This tangy, spicy curry from Goa, India, has roots in vinh d'alho, a stew brought to the region by Portuguese colonists. Now an Indian restaurant staple, it comes in countless variations—some fiery, some mild—from the subcontinent to the British Isles.
This two-bite pastry is as rich as the name suggests: Its defining ingredients are almond flour and sweet butter, lightened with whipped egg whites.
You can get a bowl of green chili most anywhere in the American southwest, but New Mexicans are particularly proud of their chile verde, with its hunks of juicy pork shoulder and tart tomatillo-based sauce.
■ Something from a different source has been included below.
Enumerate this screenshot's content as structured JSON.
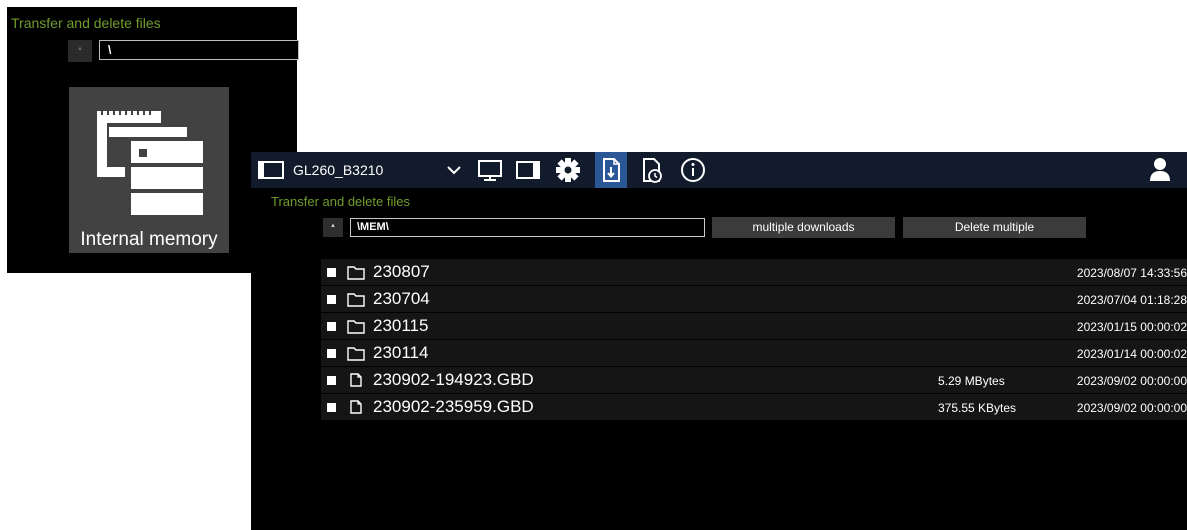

The secret to this simple and satisfying pasta dish is boiling the linguine until it's just al dente, so that it will absorb plenty of the briny, winey sauce when the two are cooked together, along with tender chopped clams, just before serving.
Chicken korma is a beloved Indian recipe that came from the Moghuls (the Muslim rulers of much of India from the 16th to 19th centuries).
Although coquilles St-Jacques simply means "scallops" in French, in the idiom of American cooks, the term is synonymous with the old French dish of scallops poached in white wine, placed atop a purée of mushrooms in a scallop shell, covered with a sauce made of the scallop poaching liquid, and gratinéed under a broiler.
Inside a buttery shortbread crust, a molten goo of golden syrup drowns bread crumbs and lemon zest. With little more to the treacle tart than warming ginger and an egg whisked with cream to set the center, its very simplicity is its ultimate strength.
The flaky pastry, the canary-yellow yolks, and the salty bacon make this a dish with cross-cultural appeal.
Pan bagnat, or "bathed bread," is a sandwich found at every bakery and market in the French region of Provençal.
This rich, spicy stew of beef, pork, root vegetables, and greens became a staple in Philly, where West Indian hawkers advertised it with cries of "pepper pot, smoking hot!"
This simple yet sophisticated, airy yet intense concoction has been a hit with home cooks in America at least since the New York Times published its first recipe for the dessert in 1955. Suddenly, it seemed that every hostess was beating egg whites to perfection, folding them into melted chocolate, and chilling the mixture in crystal bowls for dinner parties.